RECORDS TO PROCESS
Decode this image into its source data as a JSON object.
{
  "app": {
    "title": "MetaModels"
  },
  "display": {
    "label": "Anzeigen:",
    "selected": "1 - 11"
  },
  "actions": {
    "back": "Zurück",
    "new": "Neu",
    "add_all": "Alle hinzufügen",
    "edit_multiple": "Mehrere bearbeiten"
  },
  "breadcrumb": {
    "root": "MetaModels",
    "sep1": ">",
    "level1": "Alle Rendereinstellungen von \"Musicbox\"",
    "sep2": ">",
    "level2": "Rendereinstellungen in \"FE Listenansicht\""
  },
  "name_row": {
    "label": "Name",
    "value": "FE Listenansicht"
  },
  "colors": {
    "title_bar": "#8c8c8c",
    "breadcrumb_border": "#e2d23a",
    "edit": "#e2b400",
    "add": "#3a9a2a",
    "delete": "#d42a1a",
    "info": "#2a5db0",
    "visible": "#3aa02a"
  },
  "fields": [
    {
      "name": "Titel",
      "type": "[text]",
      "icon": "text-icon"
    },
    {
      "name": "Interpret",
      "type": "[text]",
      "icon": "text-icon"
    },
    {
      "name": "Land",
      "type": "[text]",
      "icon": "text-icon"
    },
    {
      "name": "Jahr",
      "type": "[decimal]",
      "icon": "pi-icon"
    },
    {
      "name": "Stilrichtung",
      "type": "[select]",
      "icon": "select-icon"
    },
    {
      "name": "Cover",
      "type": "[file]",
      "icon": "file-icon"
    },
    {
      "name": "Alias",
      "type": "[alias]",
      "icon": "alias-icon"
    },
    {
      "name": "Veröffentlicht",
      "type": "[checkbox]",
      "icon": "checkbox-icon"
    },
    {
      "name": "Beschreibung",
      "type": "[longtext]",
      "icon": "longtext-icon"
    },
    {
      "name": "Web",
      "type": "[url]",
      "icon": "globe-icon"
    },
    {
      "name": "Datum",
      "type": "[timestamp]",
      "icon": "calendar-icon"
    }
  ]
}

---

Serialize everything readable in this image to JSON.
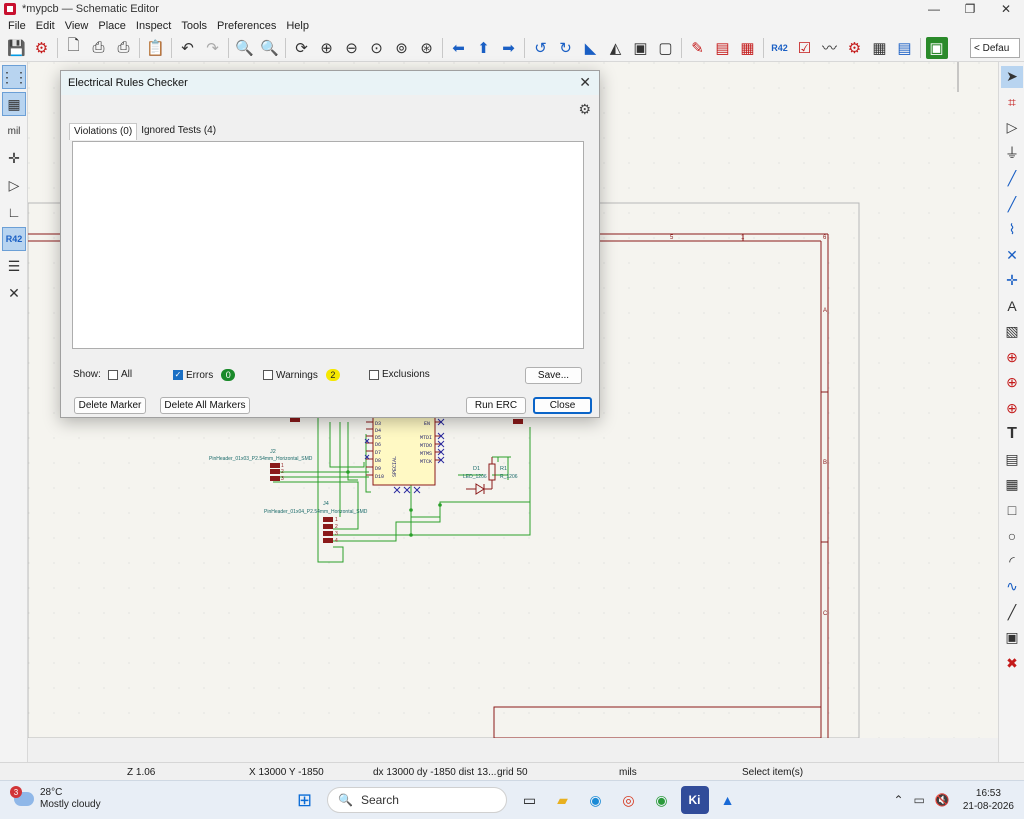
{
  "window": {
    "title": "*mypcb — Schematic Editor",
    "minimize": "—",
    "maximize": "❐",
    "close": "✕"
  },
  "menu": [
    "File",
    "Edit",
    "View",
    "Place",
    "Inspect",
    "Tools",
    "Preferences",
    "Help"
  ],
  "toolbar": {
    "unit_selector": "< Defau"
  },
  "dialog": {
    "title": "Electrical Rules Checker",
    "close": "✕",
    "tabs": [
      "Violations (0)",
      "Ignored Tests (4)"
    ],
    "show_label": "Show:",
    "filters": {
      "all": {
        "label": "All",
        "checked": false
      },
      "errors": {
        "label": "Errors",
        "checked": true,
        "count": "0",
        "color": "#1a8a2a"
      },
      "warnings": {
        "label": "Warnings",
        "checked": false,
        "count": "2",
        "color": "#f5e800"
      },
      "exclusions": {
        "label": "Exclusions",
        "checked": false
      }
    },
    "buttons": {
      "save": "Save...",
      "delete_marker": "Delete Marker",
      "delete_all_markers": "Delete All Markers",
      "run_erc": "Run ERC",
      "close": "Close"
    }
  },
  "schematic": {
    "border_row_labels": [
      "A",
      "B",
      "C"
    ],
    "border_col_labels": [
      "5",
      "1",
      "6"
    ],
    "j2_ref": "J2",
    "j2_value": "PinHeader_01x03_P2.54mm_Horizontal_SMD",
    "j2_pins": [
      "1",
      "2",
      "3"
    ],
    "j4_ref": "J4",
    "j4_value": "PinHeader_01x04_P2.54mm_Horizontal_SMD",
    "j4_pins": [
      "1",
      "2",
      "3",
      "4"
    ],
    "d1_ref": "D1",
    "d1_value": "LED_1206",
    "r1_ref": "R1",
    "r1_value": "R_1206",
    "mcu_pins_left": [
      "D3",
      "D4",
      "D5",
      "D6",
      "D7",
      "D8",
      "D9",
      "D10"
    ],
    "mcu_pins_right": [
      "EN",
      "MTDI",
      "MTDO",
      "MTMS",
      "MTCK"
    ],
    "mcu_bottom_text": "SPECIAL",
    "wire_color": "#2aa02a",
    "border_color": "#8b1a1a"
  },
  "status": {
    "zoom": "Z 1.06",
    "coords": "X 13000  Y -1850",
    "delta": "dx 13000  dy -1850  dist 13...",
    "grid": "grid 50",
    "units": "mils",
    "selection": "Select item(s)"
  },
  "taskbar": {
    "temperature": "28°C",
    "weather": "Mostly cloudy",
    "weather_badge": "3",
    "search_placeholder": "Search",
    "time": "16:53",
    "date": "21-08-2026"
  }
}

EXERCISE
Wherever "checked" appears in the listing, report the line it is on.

RESULT OF THE EXERCISE
        "checked": false
        "checked": true,
        "checked": false,
        "checked": false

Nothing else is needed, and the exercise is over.